Task item: Across the listing below, how many lines hold "value"? Reply with the number by itself.
-- Data extract follows --
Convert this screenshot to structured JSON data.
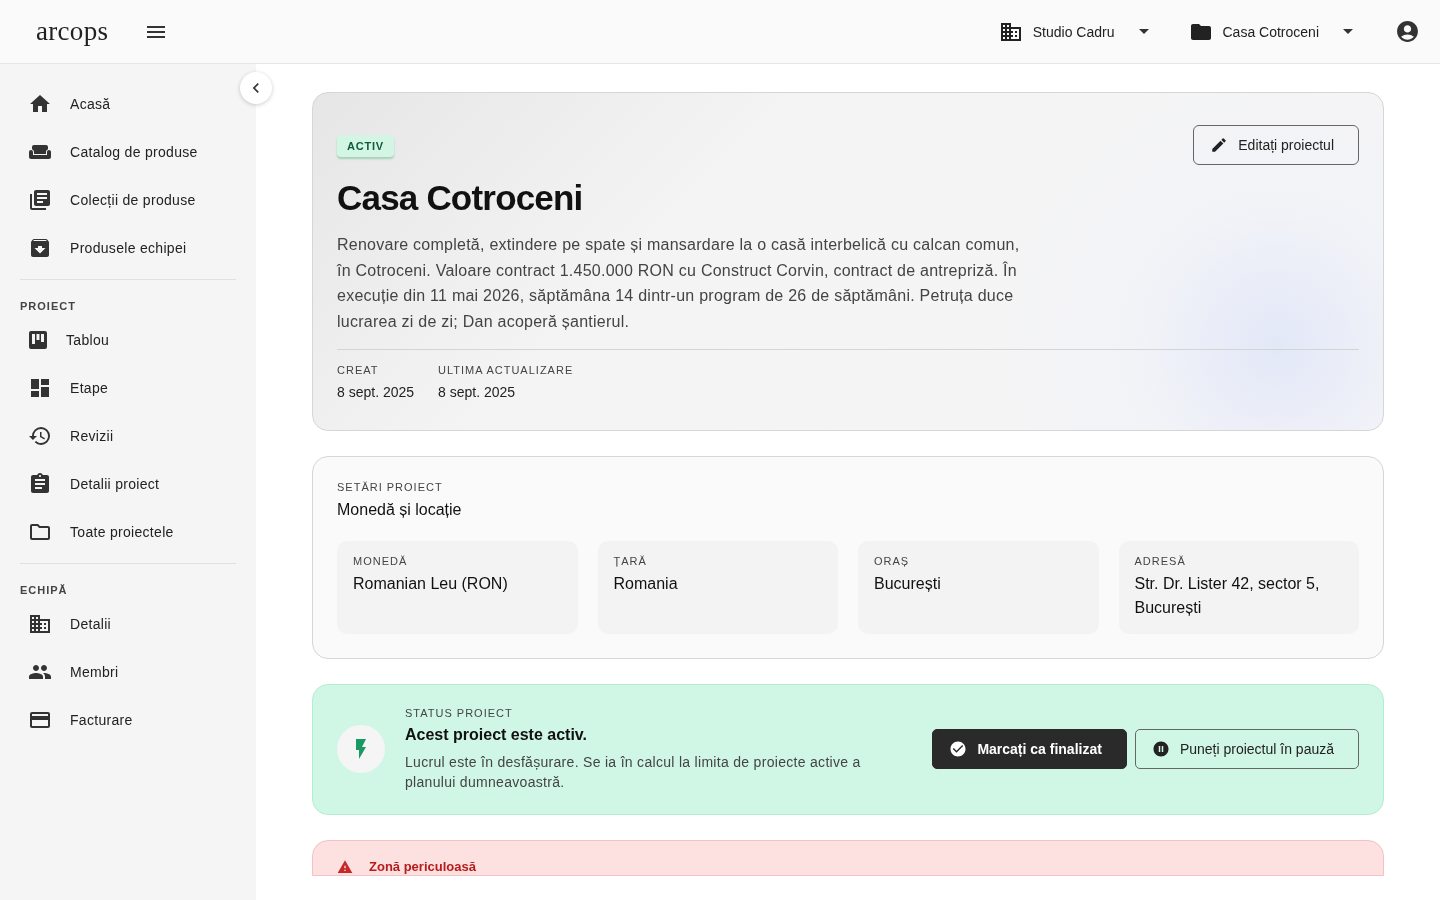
{
  "header": {
    "logo": "arcops",
    "workspace": "Studio Cadru",
    "project": "Casa Cotroceni"
  },
  "sidebar": {
    "sections": [
      {
        "items": [
          {
            "label": "Acasă"
          },
          {
            "label": "Catalog de produse"
          },
          {
            "label": "Colecții de produse"
          },
          {
            "label": "Produsele echipei"
          }
        ]
      },
      {
        "heading": "PROIECT",
        "items": [
          {
            "label": "Tablou"
          },
          {
            "label": "Etape"
          },
          {
            "label": "Revizii"
          },
          {
            "label": "Detalii proiect"
          },
          {
            "label": "Toate proiectele"
          }
        ]
      },
      {
        "heading": "ECHIPĂ",
        "items": [
          {
            "label": "Detalii"
          },
          {
            "label": "Membri"
          },
          {
            "label": "Facturare"
          }
        ]
      }
    ]
  },
  "overview": {
    "badge": "ACTIV",
    "edit_button": "Editați proiectul",
    "title": "Casa Cotroceni",
    "description": "Renovare completă, extindere pe spate și mansardare la o casă interbelică cu calcan comun, în Cotroceni. Valoare contract 1.450.000 RON cu Construct Corvin, contract de antrepriză. În execuție din 11 mai 2026, săptămâna 14 dintr-un program de 26 de săptămâni. Petruța duce lucrarea zi de zi; Dan acoperă șantierul.",
    "meta": [
      {
        "label": "CREAT",
        "value": "8 sept. 2025"
      },
      {
        "label": "ULTIMA ACTUALIZARE",
        "value": "8 sept. 2025"
      }
    ]
  },
  "settings": {
    "eyebrow": "SETĂRI PROIECT",
    "title": "Monedă și locație",
    "fields": [
      {
        "label": "MONEDĂ",
        "value": "Romanian Leu (RON)"
      },
      {
        "label": "ȚARĂ",
        "value": "Romania"
      },
      {
        "label": "ORAȘ",
        "value": "București"
      },
      {
        "label": "ADRESĂ",
        "value": "Str. Dr. Lister 42, sector 5, București"
      }
    ]
  },
  "status": {
    "eyebrow": "STATUS PROIECT",
    "title": "Acest proiect este activ.",
    "text": "Lucrul este în desfășurare. Se ia în calcul la limita de proiecte active a planului dumneavoastră.",
    "buttons": [
      {
        "label": "Marcați ca finalizat",
        "kind": "primary"
      },
      {
        "label": "Puneți proiectul în pauză",
        "kind": "outline"
      }
    ]
  },
  "danger": {
    "title": "Zonă periculoasă"
  }
}
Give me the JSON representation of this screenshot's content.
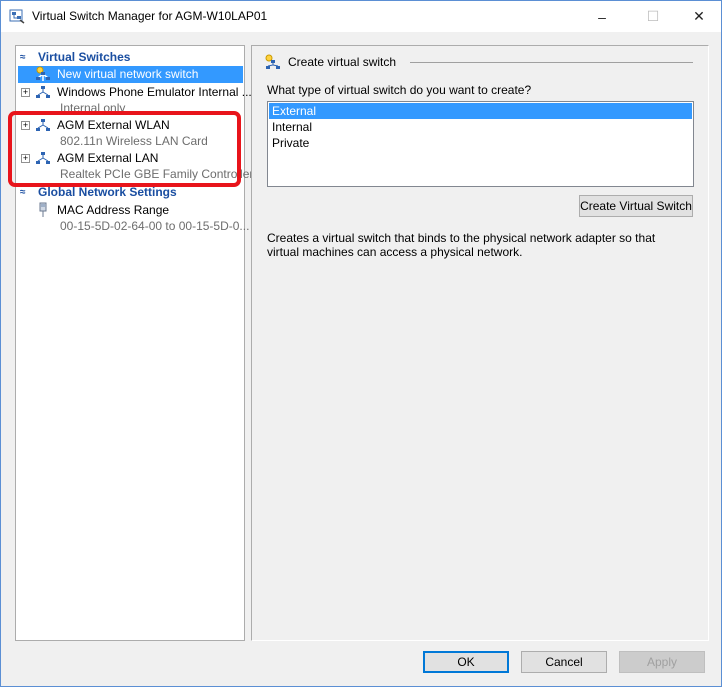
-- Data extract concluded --
Exercise response: 6